FinTech Fusion’s research programme integrates businesses and technology across various dimensions, including AI, cloud computing and big data analytics. The programme’s academic researchers work together with companies such as Deutsche Börse, Fidelity Investments, Microsoft and Zurich, to develop fintech innovations that will have the potential to impact markets and individuals. This assists in worldwide talent acquisition and retention.

The strength of Ireland’s talent pool has had a long-term positive impact on the country’s culture, growth, and success by creating an engaged and committed workforce.  It is also far-reaching. Few know that many US businessmen are Irish by descent. According to Irish America magazine, Irish-Americans control many of the most powerful companies in the US, such as Intel and Motorola, and leading Irish-American business figures have built connections between the two fintech centres, encouraging exclusive business partnerships.

Political factors

Ireland is a committed member of the European Union (EU). As a result of Brexit, a number of high-profile fintech companies have made plans to relocate to Ireland in order to continue business cooperation in the EU.

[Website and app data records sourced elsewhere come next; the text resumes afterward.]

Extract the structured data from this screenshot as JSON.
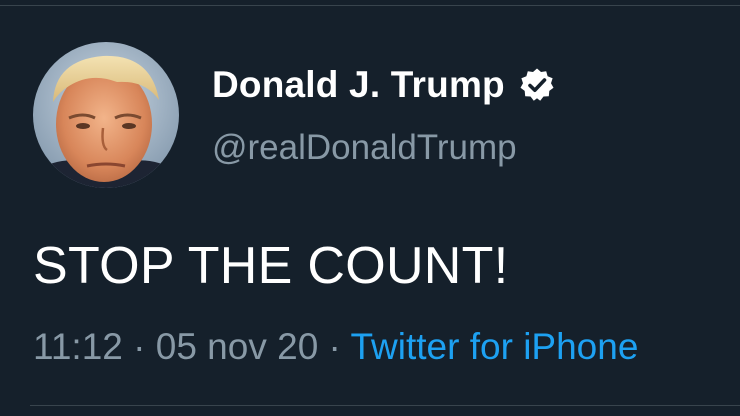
{
  "user": {
    "display_name": "Donald J. Trump",
    "handle": "@realDonaldTrump",
    "verified_icon": "verified-badge-icon",
    "avatar": "profile-photo"
  },
  "tweet": {
    "text": "STOP THE COUNT!",
    "time": "11:12",
    "separator": " · ",
    "date": "05 nov 20",
    "source": "Twitter for iPhone"
  },
  "colors": {
    "background": "#15202b",
    "primary_text": "#ffffff",
    "secondary_text": "#8899a6",
    "link": "#1da1f2"
  }
}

Following Brexit, there are greater barriers for capital transfer between the EU and the UK, which raise the cost of business partnerships for fintech start-ups and unicorns.

Legal factors

Under the Irish legal system, commercial disputes valued over €1 million can be dealt with through the fast-tracked Commercial Court, which is a division of the High Court. Ireland is also a ‘common law’ jurisdiction, similar to the UK and the US. Common law consists of a series of principles and rules developed by judges over many centuries. It involves courts deciding cases by following the principles laid down in earlier cases and written judgments. This operates in tandem with legislation introduced by the Government to regulate specific areas, such as the financial services, data protection, the environment and criminal law, but this legislation is always subject to judicial interpretation.

English speaking, pro-business and with an efficient Commercial Court, Ireland is positioned to take advantage of its status as a common law jurisdiction integrated into the EU, which further strengthens its position as a fintech hub.

Summary

Are you looking for the best place for your kids to create, explore and invent? With the proliferation and sustainability of fintech start-ups, Ireland offers you and your family the most innovative and secure residency.

Immigrating to Ireland is an optimal option for the next generation to explore diverse and promising career opportunities. Contact us now to begin the journey to a bright future for you and your family.